### What needs to be done
Each line of the data must be set down again without a single difference.

### Records for this task
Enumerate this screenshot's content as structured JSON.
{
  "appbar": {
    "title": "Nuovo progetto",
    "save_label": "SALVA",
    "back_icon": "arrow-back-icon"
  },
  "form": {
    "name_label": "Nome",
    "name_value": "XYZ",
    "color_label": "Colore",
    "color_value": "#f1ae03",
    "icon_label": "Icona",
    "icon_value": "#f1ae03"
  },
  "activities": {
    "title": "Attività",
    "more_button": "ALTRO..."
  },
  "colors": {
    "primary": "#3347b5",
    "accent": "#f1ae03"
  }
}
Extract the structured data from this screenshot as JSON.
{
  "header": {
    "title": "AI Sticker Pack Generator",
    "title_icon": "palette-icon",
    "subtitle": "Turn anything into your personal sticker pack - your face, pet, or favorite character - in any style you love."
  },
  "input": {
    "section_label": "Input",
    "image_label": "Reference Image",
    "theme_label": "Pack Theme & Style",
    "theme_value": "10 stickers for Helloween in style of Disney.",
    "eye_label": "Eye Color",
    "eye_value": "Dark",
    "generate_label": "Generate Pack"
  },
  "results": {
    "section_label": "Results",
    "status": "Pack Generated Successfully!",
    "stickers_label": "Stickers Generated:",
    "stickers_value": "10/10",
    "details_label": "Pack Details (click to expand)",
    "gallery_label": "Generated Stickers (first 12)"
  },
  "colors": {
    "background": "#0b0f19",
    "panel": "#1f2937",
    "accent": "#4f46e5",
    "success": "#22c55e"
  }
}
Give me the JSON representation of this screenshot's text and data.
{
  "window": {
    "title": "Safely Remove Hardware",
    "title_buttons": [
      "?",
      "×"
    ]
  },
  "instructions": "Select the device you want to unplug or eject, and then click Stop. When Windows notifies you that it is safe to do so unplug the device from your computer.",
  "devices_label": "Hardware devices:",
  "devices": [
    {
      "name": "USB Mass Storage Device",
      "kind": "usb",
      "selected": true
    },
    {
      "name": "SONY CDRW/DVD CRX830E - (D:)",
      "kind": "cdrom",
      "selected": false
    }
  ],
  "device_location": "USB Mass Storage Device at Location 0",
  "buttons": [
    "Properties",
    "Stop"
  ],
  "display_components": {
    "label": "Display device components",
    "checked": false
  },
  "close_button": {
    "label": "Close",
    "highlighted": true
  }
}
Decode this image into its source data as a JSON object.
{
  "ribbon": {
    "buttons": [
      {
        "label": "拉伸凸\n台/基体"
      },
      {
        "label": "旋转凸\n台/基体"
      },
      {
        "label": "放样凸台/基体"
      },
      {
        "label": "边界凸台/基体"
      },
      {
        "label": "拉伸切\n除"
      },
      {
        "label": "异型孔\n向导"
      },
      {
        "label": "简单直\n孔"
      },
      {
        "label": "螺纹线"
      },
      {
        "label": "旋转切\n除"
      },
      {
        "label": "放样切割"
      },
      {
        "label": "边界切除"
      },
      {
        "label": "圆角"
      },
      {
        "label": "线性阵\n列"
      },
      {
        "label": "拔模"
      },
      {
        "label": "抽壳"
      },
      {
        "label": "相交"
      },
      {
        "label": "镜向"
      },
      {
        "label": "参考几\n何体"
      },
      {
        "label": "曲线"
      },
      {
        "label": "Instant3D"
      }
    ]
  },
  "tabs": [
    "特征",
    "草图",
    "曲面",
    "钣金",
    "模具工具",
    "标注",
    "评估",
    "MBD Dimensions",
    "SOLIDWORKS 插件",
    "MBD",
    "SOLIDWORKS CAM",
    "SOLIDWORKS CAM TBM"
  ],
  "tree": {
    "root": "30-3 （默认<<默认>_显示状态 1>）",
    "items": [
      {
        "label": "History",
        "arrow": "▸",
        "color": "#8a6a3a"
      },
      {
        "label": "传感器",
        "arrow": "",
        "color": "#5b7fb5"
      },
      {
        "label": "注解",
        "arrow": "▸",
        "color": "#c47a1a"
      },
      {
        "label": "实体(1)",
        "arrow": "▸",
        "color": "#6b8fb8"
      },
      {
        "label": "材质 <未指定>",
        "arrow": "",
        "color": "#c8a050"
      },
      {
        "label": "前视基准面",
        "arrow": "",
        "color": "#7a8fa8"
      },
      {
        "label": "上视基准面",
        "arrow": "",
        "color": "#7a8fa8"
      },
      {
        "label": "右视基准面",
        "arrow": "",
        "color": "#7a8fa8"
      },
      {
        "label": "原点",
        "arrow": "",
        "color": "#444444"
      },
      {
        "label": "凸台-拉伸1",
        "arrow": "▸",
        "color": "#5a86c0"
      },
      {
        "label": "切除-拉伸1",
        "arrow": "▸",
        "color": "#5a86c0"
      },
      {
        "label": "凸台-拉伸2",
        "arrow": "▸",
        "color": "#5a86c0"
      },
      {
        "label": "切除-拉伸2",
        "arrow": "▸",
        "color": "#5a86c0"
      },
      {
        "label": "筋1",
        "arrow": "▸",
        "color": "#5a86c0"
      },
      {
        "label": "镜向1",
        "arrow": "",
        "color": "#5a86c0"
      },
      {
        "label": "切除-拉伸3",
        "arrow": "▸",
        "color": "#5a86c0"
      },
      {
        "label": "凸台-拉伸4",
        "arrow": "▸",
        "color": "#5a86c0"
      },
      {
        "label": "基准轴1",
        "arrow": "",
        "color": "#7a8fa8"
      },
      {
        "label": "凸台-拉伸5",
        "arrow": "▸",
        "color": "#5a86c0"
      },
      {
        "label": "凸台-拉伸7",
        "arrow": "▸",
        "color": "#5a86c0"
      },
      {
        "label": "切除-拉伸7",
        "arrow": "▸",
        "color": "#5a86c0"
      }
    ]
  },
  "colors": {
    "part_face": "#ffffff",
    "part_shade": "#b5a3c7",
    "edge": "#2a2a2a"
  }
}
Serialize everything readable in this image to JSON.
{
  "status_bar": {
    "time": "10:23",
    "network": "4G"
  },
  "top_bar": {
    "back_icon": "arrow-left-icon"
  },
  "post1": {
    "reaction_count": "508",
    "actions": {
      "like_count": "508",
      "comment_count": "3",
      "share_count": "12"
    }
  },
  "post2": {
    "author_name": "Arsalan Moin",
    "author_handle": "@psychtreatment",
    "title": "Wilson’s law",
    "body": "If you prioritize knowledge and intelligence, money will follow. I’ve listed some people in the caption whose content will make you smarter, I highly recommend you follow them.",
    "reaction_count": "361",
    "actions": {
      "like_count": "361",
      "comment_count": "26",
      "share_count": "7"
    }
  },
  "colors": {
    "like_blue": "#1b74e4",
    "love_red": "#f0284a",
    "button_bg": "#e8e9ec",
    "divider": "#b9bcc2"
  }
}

### Result for this task
Enumerate this screenshot's content as structured JSON.
{
  "appbar": {
    "title": "Nuovo progetto",
    "save_label": "SALVA",
    "back_icon": "arrow-back-icon"
  },
  "form": {
    "name_label": "Nome",
    "name_value": "XYZ",
    "color_label": "Colore",
    "color_value": "#f1ae03",
    "icon_label": "Icona",
    "icon_value": "#f1ae03"
  },
  "activities": {
    "title": "Attività",
    "more_button": "ALTRO..."
  },
  "colors": {
    "primary": "#3347b5",
    "accent": "#f1ae03"
  }
}
Extract the structured data from this screenshot as JSON.
{
  "header": {
    "title": "AI Sticker Pack Generator",
    "title_icon": "palette-icon",
    "subtitle": "Turn anything into your personal sticker pack - your face, pet, or favorite character - in any style you love."
  },
  "input": {
    "section_label": "Input",
    "image_label": "Reference Image",
    "theme_label": "Pack Theme & Style",
    "theme_value": "10 stickers for Helloween in style of Disney.",
    "eye_label": "Eye Color",
    "eye_value": "Dark",
    "generate_label": "Generate Pack"
  },
  "results": {
    "section_label": "Results",
    "status": "Pack Generated Successfully!",
    "stickers_label": "Stickers Generated:",
    "stickers_value": "10/10",
    "details_label": "Pack Details (click to expand)",
    "gallery_label": "Generated Stickers (first 12)"
  },
  "colors": {
    "background": "#0b0f19",
    "panel": "#1f2937",
    "accent": "#4f46e5",
    "success": "#22c55e"
  }
}
Give me the JSON representation of this screenshot's text and data.
{
  "window": {
    "title": "Safely Remove Hardware",
    "title_buttons": [
      "?",
      "×"
    ]
  },
  "instructions": "Select the device you want to unplug or eject, and then click Stop. When Windows notifies you that it is safe to do so unplug the device from your computer.",
  "devices_label": "Hardware devices:",
  "devices": [
    {
      "name": "USB Mass Storage Device",
      "kind": "usb",
      "selected": true
    },
    {
      "name": "SONY CDRW/DVD CRX830E - (D:)",
      "kind": "cdrom",
      "selected": false
    }
  ],
  "device_location": "USB Mass Storage Device at Location 0",
  "buttons": [
    "Properties",
    "Stop"
  ],
  "display_components": {
    "label": "Display device components",
    "checked": false
  },
  "close_button": {
    "label": "Close",
    "highlighted": true
  }
}
Decode this image into its source data as a JSON object.
{
  "ribbon": {
    "buttons": [
      {
        "label": "拉伸凸\n台/基体"
      },
      {
        "label": "旋转凸\n台/基体"
      },
      {
        "label": "放样凸台/基体"
      },
      {
        "label": "边界凸台/基体"
      },
      {
        "label": "拉伸切\n除"
      },
      {
        "label": "异型孔\n向导"
      },
      {
        "label": "简单直\n孔"
      },
      {
        "label": "螺纹线"
      },
      {
        "label": "旋转切\n除"
      },
      {
        "label": "放样切割"
      },
      {
        "label": "边界切除"
      },
      {
        "label": "圆角"
      },
      {
        "label": "线性阵\n列"
      },
      {
        "label": "拔模"
      },
      {
        "label": "抽壳"
      },
      {
        "label": "相交"
      },
      {
        "label": "镜向"
      },
      {
        "label": "参考几\n何体"
      },
      {
        "label": "曲线"
      },
      {
        "label": "Instant3D"
      }
    ]
  },
  "tabs": [
    "特征",
    "草图",
    "曲面",
    "钣金",
    "模具工具",
    "标注",
    "评估",
    "MBD Dimensions",
    "SOLIDWORKS 插件",
    "MBD",
    "SOLIDWORKS CAM",
    "SOLIDWORKS CAM TBM"
  ],
  "tree": {
    "root": "30-3 （默认<<默认>_显示状态 1>）",
    "items": [
      {
        "label": "History",
        "arrow": "▸",
        "color": "#8a6a3a"
      },
      {
        "label": "传感器",
        "arrow": "",
        "color": "#5b7fb5"
      },
      {
        "label": "注解",
        "arrow": "▸",
        "color": "#c47a1a"
      },
      {
        "label": "实体(1)",
        "arrow": "▸",
        "color": "#6b8fb8"
      },
      {
        "label": "材质 <未指定>",
        "arrow": "",
        "color": "#c8a050"
      },
      {
        "label": "前视基准面",
        "arrow": "",
        "color": "#7a8fa8"
      },
      {
        "label": "上视基准面",
        "arrow": "",
        "color": "#7a8fa8"
      },
      {
        "label": "右视基准面",
        "arrow": "",
        "color": "#7a8fa8"
      },
      {
        "label": "原点",
        "arrow": "",
        "color": "#444444"
      },
      {
        "label": "凸台-拉伸1",
        "arrow": "▸",
        "color": "#5a86c0"
      },
      {
        "label": "切除-拉伸1",
        "arrow": "▸",
        "color": "#5a86c0"
      },
      {
        "label": "凸台-拉伸2",
        "arrow": "▸",
        "color": "#5a86c0"
      },
      {
        "label": "切除-拉伸2",
        "arrow": "▸",
        "color": "#5a86c0"
      },
      {
        "label": "筋1",
        "arrow": "▸",
        "color": "#5a86c0"
      },
      {
        "label": "镜向1",
        "arrow": "",
        "color": "#5a86c0"
      },
      {
        "label": "切除-拉伸3",
        "arrow": "▸",
        "color": "#5a86c0"
      },
      {
        "label": "凸台-拉伸4",
        "arrow": "▸",
        "color": "#5a86c0"
      },
      {
        "label": "基准轴1",
        "arrow": "",
        "color": "#7a8fa8"
      },
      {
        "label": "凸台-拉伸5",
        "arrow": "▸",
        "color": "#5a86c0"
      },
      {
        "label": "凸台-拉伸7",
        "arrow": "▸",
        "color": "#5a86c0"
      },
      {
        "label": "切除-拉伸7",
        "arrow": "▸",
        "color": "#5a86c0"
      }
    ]
  },
  "colors": {
    "part_face": "#ffffff",
    "part_shade": "#b5a3c7",
    "edge": "#2a2a2a"
  }
}
Serialize everything readable in this image to JSON.
{
  "status_bar": {
    "time": "10:23",
    "network": "4G"
  },
  "top_bar": {
    "back_icon": "arrow-left-icon"
  },
  "post1": {
    "reaction_count": "508",
    "actions": {
      "like_count": "508",
      "comment_count": "3",
      "share_count": "12"
    }
  },
  "post2": {
    "author_name": "Arsalan Moin",
    "author_handle": "@psychtreatment",
    "title": "Wilson’s law",
    "body": "If you prioritize knowledge and intelligence, money will follow. I’ve listed some people in the caption whose content will make you smarter, I highly recommend you follow them.",
    "reaction_count": "361",
    "actions": {
      "like_count": "361",
      "comment_count": "26",
      "share_count": "7"
    }
  },
  "colors": {
    "like_blue": "#1b74e4",
    "love_red": "#f0284a",
    "button_bg": "#e8e9ec",
    "divider": "#b9bcc2"
  }
}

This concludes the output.